Although such an approach may seem reasonable from an accountant's perspective, physicians (and patients) have good reason to be wary.
Many concerns exist about the data. First of all, the process of assigning percentage costs to the many doctors who may be involved with the same patient is capricious, based more on software than on wisdom, Dr. Repka said.
"The software may or may not be capable of exploring nuances of the individual situation," he said. "And claims data may or may not actually represent the activity. Claims may not have been filed. They may have been incorrectly assigned. Just look at all your current [explanations of benefits] and you can see all the potential for problems or inaccuracies."
Utilization data generally do not consider subspecialty differences.

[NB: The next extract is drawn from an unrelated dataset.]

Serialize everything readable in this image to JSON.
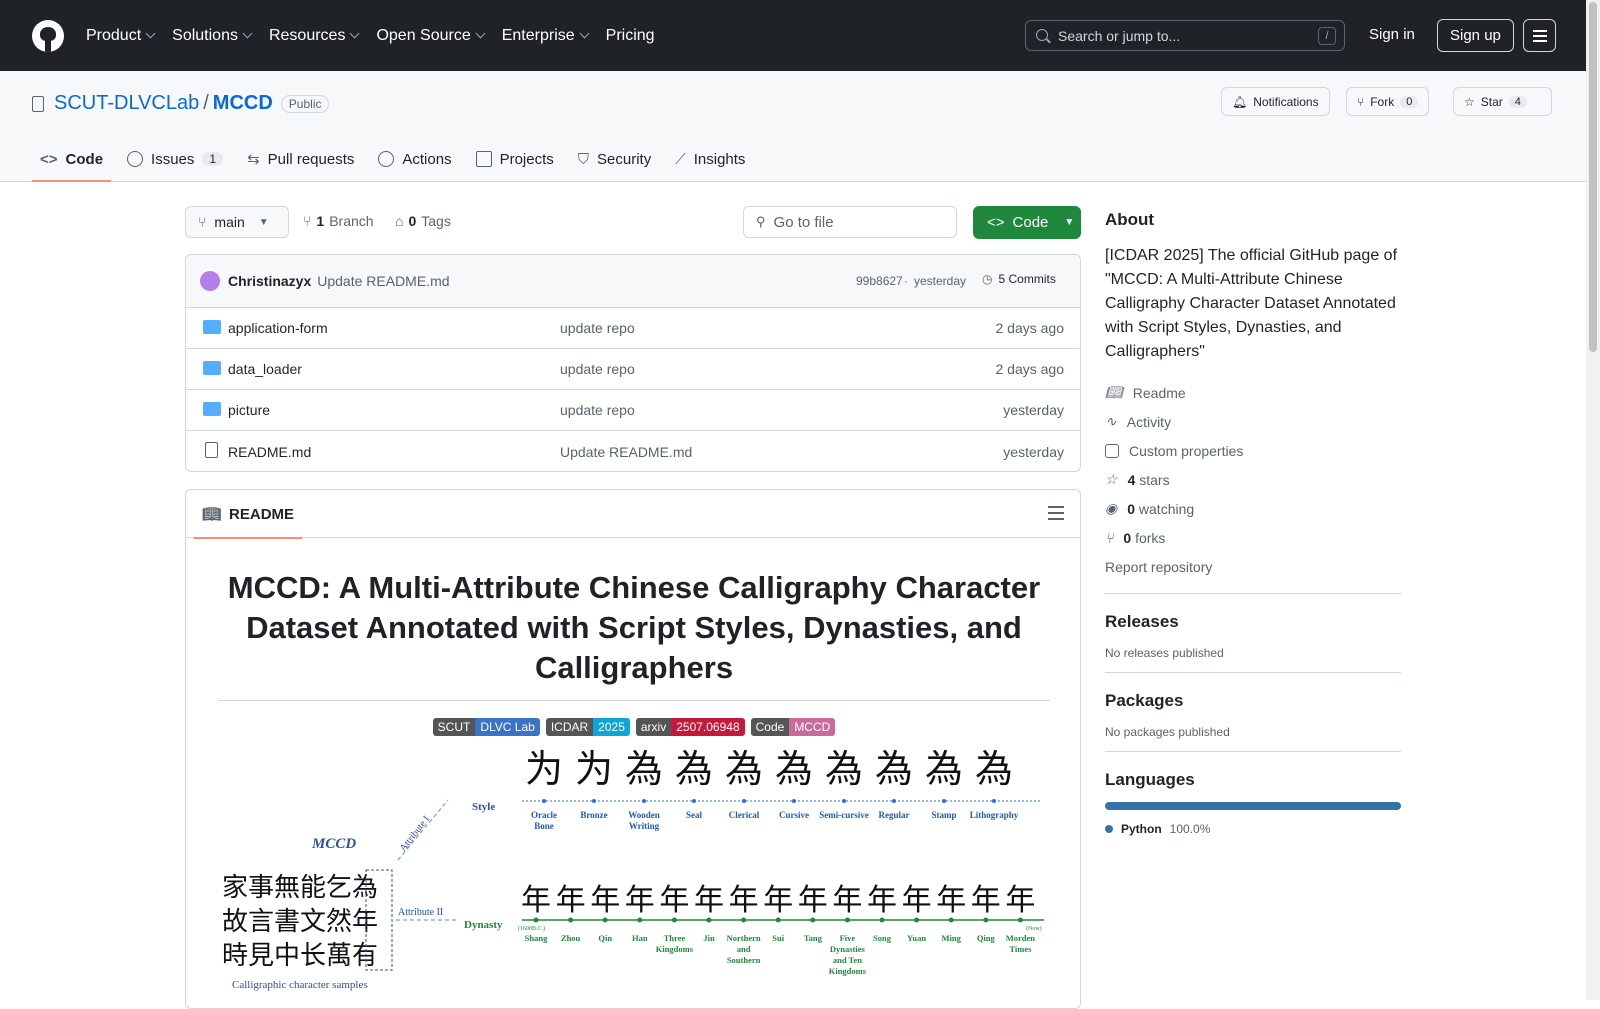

For example, nothing in the Medicare coding differentiates a comprehensive ophthalmologist from a specialist, such as an oculoplastic surgeon, who by the very nature of the specialty will have higher costs.
Sorting out costs between overlapping and multiple providers is another danger area. Insurance company "grouper software" examines claims data based on a diagnosis and the Current Procedural Terminology codes that have been submitted for a patient. It then aggregates the cost of the patient and assigns costs to different providers based on the coding.
"You obviously have the potential for problems there," Dr. Repka said. "A cataract patient also may be seeing a cardiovascular surgeon, and the ophthalmologist can get charged for the coronary stent because of problems in the software."
Costs allocated to a physician also often include those over which they do not have much control, such as drug and hospital charges.
"We don't have a lot of say when it comes to what our hospitals or medical centers may charge for certain services, but it goes into our cost basis," he said.
Inadequate risk adjustment is another major problem with physician profiling.
"There's really no way to adjust for risk, patient morbidities, and patient non-compliance," Dr. Repka said. "Perhaps of even more concern are diseases in which we care for very few patients. Small sample sizes can give real flaws in the data."
Despite all the potential for inaccuracy, the "actual costs" as tallied by insurers' varying methodologies ultimately are allocated to an episode, such as a patient visit or a surgery. The insurers then calculate what the expected costs for that episode should have been, based on actuarial databases.
The payers then calculate the cost-efficiency measure (CEM), which is the ratio of actual costs to expected costs. Providers' CEMs are compared, and payers look for those who have the lowest ratios. They then begin "directing" patients to those providers, using the incentives of co-payments or co-insurance to drive the referrals.
"In a way, it's an economic step beyond preferred provider," Dr. Repka said. "The 'tiered' or 'narrowed' networks that are arrived at by profiling are based on the cost-effectiveness of care. Insurers then guide patients to the most cost-effective providers in much the same way they use different levels of co-payment on formularies to guide patients to generic drugs."
Dr. Repka said that profiling may present a barrier to care: Too few physicians could be in the "most efficient" tier, because that's where the insurers are encouraging patients to go. It also means that in many cases insurers are encouraging patients to break long-standing physician-patient relationships.
"And, of course, the overall theme here is that the 'preferred' tier-as judged by the payers-must mean quality, safe, effective care, which in fact may not be the case," he said. "The risk is a network filled with providers who can't provide comprehensive care, who don't, won't, or can't take care of the sickest patients."
Economic profiling has been rejected by Medicare, so it is not part of Physician Quality of Reporting Initiative-at least not yet. But for better or worse, it is here to stay and only will become more ubiquitous.
"Commercial plans haven't had the patience to wait for valid cost-of-care measures or valid clinical definition of episodes of care," Dr. Repka concluded. "They've moved along and profiled everybody. Every physician already has been profiled, although not all plans may be using the data."